Data about app and page elements:
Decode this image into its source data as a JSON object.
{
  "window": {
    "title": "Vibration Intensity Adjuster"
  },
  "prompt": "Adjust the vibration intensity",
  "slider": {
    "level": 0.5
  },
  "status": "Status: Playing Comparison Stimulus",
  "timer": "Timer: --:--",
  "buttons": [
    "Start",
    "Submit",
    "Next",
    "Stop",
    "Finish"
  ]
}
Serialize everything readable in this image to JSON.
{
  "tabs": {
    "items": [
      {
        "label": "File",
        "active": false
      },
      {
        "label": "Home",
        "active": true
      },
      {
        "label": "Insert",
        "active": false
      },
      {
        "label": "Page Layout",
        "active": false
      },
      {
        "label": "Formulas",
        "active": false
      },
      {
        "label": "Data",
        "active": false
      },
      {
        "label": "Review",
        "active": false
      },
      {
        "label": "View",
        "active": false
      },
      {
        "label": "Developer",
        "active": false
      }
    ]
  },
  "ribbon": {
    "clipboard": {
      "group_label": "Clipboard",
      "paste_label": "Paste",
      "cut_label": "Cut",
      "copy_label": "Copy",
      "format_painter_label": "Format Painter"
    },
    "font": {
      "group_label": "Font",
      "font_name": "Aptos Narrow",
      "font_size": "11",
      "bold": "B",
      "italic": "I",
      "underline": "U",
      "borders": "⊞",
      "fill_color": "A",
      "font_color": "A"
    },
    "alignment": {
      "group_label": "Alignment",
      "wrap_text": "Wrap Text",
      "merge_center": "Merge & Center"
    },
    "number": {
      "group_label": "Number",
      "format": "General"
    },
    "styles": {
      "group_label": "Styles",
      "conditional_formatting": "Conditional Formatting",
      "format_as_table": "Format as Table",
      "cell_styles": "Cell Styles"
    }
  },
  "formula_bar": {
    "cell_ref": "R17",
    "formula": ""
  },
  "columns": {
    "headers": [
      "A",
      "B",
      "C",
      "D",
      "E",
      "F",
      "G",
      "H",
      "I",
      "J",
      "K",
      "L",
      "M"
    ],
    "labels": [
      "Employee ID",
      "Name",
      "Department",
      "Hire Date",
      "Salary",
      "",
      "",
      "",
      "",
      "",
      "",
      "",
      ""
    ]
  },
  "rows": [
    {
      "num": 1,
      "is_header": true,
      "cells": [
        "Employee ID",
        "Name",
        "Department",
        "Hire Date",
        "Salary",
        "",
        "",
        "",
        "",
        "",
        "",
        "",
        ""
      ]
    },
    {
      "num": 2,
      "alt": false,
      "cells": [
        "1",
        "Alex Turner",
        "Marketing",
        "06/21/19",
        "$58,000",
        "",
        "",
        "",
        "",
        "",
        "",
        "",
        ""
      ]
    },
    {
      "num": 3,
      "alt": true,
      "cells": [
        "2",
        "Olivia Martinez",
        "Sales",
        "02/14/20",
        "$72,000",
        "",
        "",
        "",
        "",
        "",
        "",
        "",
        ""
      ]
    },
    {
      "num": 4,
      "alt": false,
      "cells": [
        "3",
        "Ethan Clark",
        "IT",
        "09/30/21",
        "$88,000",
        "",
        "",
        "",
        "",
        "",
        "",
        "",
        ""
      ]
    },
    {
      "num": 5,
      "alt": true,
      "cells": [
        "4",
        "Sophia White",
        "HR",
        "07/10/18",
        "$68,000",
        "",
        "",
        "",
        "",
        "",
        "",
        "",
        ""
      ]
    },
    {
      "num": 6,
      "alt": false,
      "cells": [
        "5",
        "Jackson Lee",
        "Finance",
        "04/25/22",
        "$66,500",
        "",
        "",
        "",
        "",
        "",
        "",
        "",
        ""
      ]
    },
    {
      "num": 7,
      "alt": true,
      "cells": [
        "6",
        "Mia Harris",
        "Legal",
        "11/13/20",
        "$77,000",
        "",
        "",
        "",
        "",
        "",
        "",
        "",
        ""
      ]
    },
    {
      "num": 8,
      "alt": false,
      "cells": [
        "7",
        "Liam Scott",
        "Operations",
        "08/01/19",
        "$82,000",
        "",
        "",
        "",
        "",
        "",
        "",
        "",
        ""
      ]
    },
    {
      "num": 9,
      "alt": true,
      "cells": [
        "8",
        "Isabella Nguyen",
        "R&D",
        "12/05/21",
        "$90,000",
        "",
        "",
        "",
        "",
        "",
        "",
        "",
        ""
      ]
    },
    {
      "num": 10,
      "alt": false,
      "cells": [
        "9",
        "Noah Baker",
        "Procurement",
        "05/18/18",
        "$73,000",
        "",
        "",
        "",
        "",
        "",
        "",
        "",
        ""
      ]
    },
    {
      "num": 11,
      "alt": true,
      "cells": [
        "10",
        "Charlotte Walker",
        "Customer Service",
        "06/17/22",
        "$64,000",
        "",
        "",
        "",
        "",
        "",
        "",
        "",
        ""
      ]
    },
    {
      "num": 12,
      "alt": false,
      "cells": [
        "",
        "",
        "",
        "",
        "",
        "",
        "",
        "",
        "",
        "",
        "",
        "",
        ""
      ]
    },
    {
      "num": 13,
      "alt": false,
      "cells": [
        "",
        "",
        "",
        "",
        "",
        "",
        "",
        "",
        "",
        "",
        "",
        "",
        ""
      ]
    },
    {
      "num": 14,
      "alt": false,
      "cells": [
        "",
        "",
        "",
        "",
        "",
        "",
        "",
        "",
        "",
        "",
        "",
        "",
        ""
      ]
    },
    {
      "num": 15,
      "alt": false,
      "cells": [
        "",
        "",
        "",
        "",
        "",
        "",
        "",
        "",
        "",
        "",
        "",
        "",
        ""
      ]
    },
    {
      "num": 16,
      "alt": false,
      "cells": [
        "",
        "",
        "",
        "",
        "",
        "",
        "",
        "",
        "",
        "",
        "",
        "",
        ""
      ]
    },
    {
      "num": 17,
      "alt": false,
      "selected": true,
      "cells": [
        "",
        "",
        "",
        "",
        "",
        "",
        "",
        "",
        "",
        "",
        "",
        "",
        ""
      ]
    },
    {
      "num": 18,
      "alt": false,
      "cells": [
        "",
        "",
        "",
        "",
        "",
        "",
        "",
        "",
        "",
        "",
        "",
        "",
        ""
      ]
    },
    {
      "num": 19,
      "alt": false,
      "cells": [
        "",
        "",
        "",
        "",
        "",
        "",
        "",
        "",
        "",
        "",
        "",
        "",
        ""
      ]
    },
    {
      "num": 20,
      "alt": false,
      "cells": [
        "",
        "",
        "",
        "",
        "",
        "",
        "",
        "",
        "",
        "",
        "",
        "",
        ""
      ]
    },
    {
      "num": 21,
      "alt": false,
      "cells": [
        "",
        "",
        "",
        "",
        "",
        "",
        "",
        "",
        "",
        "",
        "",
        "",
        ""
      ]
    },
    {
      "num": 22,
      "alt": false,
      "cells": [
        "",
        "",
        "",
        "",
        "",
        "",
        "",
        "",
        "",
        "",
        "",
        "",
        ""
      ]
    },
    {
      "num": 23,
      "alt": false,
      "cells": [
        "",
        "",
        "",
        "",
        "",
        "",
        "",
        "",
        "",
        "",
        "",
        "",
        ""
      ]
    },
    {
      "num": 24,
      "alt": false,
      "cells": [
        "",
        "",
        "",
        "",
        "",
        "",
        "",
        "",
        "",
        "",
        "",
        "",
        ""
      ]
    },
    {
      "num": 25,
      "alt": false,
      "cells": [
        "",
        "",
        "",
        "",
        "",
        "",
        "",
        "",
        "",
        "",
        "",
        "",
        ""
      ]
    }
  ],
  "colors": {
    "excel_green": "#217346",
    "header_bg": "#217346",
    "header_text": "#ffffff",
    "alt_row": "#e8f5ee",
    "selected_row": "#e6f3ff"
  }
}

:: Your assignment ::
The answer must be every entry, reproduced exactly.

:: Answer to this task ::
Decode this image into its source data as a JSON object.
{
  "window": {
    "title": "Vibration Intensity Adjuster"
  },
  "prompt": "Adjust the vibration intensity",
  "slider": {
    "level": 0.5
  },
  "status": "Status: Playing Comparison Stimulus",
  "timer": "Timer: --:--",
  "buttons": [
    "Start",
    "Submit",
    "Next",
    "Stop",
    "Finish"
  ]
}
Serialize everything readable in this image to JSON.
{
  "tabs": {
    "items": [
      {
        "label": "File",
        "active": false
      },
      {
        "label": "Home",
        "active": true
      },
      {
        "label": "Insert",
        "active": false
      },
      {
        "label": "Page Layout",
        "active": false
      },
      {
        "label": "Formulas",
        "active": false
      },
      {
        "label": "Data",
        "active": false
      },
      {
        "label": "Review",
        "active": false
      },
      {
        "label": "View",
        "active": false
      },
      {
        "label": "Developer",
        "active": false
      }
    ]
  },
  "ribbon": {
    "clipboard": {
      "group_label": "Clipboard",
      "paste_label": "Paste",
      "cut_label": "Cut",
      "copy_label": "Copy",
      "format_painter_label": "Format Painter"
    },
    "font": {
      "group_label": "Font",
      "font_name": "Aptos Narrow",
      "font_size": "11",
      "bold": "B",
      "italic": "I",
      "underline": "U",
      "borders": "⊞",
      "fill_color": "A",
      "font_color": "A"
    },
    "alignment": {
      "group_label": "Alignment",
      "wrap_text": "Wrap Text",
      "merge_center": "Merge & Center"
    },
    "number": {
      "group_label": "Number",
      "format": "General"
    },
    "styles": {
      "group_label": "Styles",
      "conditional_formatting": "Conditional Formatting",
      "format_as_table": "Format as Table",
      "cell_styles": "Cell Styles"
    }
  },
  "formula_bar": {
    "cell_ref": "R17",
    "formula": ""
  },
  "columns": {
    "headers": [
      "A",
      "B",
      "C",
      "D",
      "E",
      "F",
      "G",
      "H",
      "I",
      "J",
      "K",
      "L",
      "M"
    ],
    "labels": [
      "Employee ID",
      "Name",
      "Department",
      "Hire Date",
      "Salary",
      "",
      "",
      "",
      "",
      "",
      "",
      "",
      ""
    ]
  },
  "rows": [
    {
      "num": 1,
      "is_header": true,
      "cells": [
        "Employee ID",
        "Name",
        "Department",
        "Hire Date",
        "Salary",
        "",
        "",
        "",
        "",
        "",
        "",
        "",
        ""
      ]
    },
    {
      "num": 2,
      "alt": false,
      "cells": [
        "1",
        "Alex Turner",
        "Marketing",
        "06/21/19",
        "$58,000",
        "",
        "",
        "",
        "",
        "",
        "",
        "",
        ""
      ]
    },
    {
      "num": 3,
      "alt": true,
      "cells": [
        "2",
        "Olivia Martinez",
        "Sales",
        "02/14/20",
        "$72,000",
        "",
        "",
        "",
        "",
        "",
        "",
        "",
        ""
      ]
    },
    {
      "num": 4,
      "alt": false,
      "cells": [
        "3",
        "Ethan Clark",
        "IT",
        "09/30/21",
        "$88,000",
        "",
        "",
        "",
        "",
        "",
        "",
        "",
        ""
      ]
    },
    {
      "num": 5,
      "alt": true,
      "cells": [
        "4",
        "Sophia White",
        "HR",
        "07/10/18",
        "$68,000",
        "",
        "",
        "",
        "",
        "",
        "",
        "",
        ""
      ]
    },
    {
      "num": 6,
      "alt": false,
      "cells": [
        "5",
        "Jackson Lee",
        "Finance",
        "04/25/22",
        "$66,500",
        "",
        "",
        "",
        "",
        "",
        "",
        "",
        ""
      ]
    },
    {
      "num": 7,
      "alt": true,
      "cells": [
        "6",
        "Mia Harris",
        "Legal",
        "11/13/20",
        "$77,000",
        "",
        "",
        "",
        "",
        "",
        "",
        "",
        ""
      ]
    },
    {
      "num": 8,
      "alt": false,
      "cells": [
        "7",
        "Liam Scott",
        "Operations",
        "08/01/19",
        "$82,000",
        "",
        "",
        "",
        "",
        "",
        "",
        "",
        ""
      ]
    },
    {
      "num": 9,
      "alt": true,
      "cells": [
        "8",
        "Isabella Nguyen",
        "R&D",
        "12/05/21",
        "$90,000",
        "",
        "",
        "",
        "",
        "",
        "",
        "",
        ""
      ]
    },
    {
      "num": 10,
      "alt": false,
      "cells": [
        "9",
        "Noah Baker",
        "Procurement",
        "05/18/18",
        "$73,000",
        "",
        "",
        "",
        "",
        "",
        "",
        "",
        ""
      ]
    },
    {
      "num": 11,
      "alt": true,
      "cells": [
        "10",
        "Charlotte Walker",
        "Customer Service",
        "06/17/22",
        "$64,000",
        "",
        "",
        "",
        "",
        "",
        "",
        "",
        ""
      ]
    },
    {
      "num": 12,
      "alt": false,
      "cells": [
        "",
        "",
        "",
        "",
        "",
        "",
        "",
        "",
        "",
        "",
        "",
        "",
        ""
      ]
    },
    {
      "num": 13,
      "alt": false,
      "cells": [
        "",
        "",
        "",
        "",
        "",
        "",
        "",
        "",
        "",
        "",
        "",
        "",
        ""
      ]
    },
    {
      "num": 14,
      "alt": false,
      "cells": [
        "",
        "",
        "",
        "",
        "",
        "",
        "",
        "",
        "",
        "",
        "",
        "",
        ""
      ]
    },
    {
      "num": 15,
      "alt": false,
      "cells": [
        "",
        "",
        "",
        "",
        "",
        "",
        "",
        "",
        "",
        "",
        "",
        "",
        ""
      ]
    },
    {
      "num": 16,
      "alt": false,
      "cells": [
        "",
        "",
        "",
        "",
        "",
        "",
        "",
        "",
        "",
        "",
        "",
        "",
        ""
      ]
    },
    {
      "num": 17,
      "alt": false,
      "selected": true,
      "cells": [
        "",
        "",
        "",
        "",
        "",
        "",
        "",
        "",
        "",
        "",
        "",
        "",
        ""
      ]
    },
    {
      "num": 18,
      "alt": false,
      "cells": [
        "",
        "",
        "",
        "",
        "",
        "",
        "",
        "",
        "",
        "",
        "",
        "",
        ""
      ]
    },
    {
      "num": 19,
      "alt": false,
      "cells": [
        "",
        "",
        "",
        "",
        "",
        "",
        "",
        "",
        "",
        "",
        "",
        "",
        ""
      ]
    },
    {
      "num": 20,
      "alt": false,
      "cells": [
        "",
        "",
        "",
        "",
        "",
        "",
        "",
        "",
        "",
        "",
        "",
        "",
        ""
      ]
    },
    {
      "num": 21,
      "alt": false,
      "cells": [
        "",
        "",
        "",
        "",
        "",
        "",
        "",
        "",
        "",
        "",
        "",
        "",
        ""
      ]
    },
    {
      "num": 22,
      "alt": false,
      "cells": [
        "",
        "",
        "",
        "",
        "",
        "",
        "",
        "",
        "",
        "",
        "",
        "",
        ""
      ]
    },
    {
      "num": 23,
      "alt": false,
      "cells": [
        "",
        "",
        "",
        "",
        "",
        "",
        "",
        "",
        "",
        "",
        "",
        "",
        ""
      ]
    },
    {
      "num": 24,
      "alt": false,
      "cells": [
        "",
        "",
        "",
        "",
        "",
        "",
        "",
        "",
        "",
        "",
        "",
        "",
        ""
      ]
    },
    {
      "num": 25,
      "alt": false,
      "cells": [
        "",
        "",
        "",
        "",
        "",
        "",
        "",
        "",
        "",
        "",
        "",
        "",
        ""
      ]
    }
  ],
  "colors": {
    "excel_green": "#217346",
    "header_bg": "#217346",
    "header_text": "#ffffff",
    "alt_row": "#e8f5ee",
    "selected_row": "#e6f3ff"
  }
}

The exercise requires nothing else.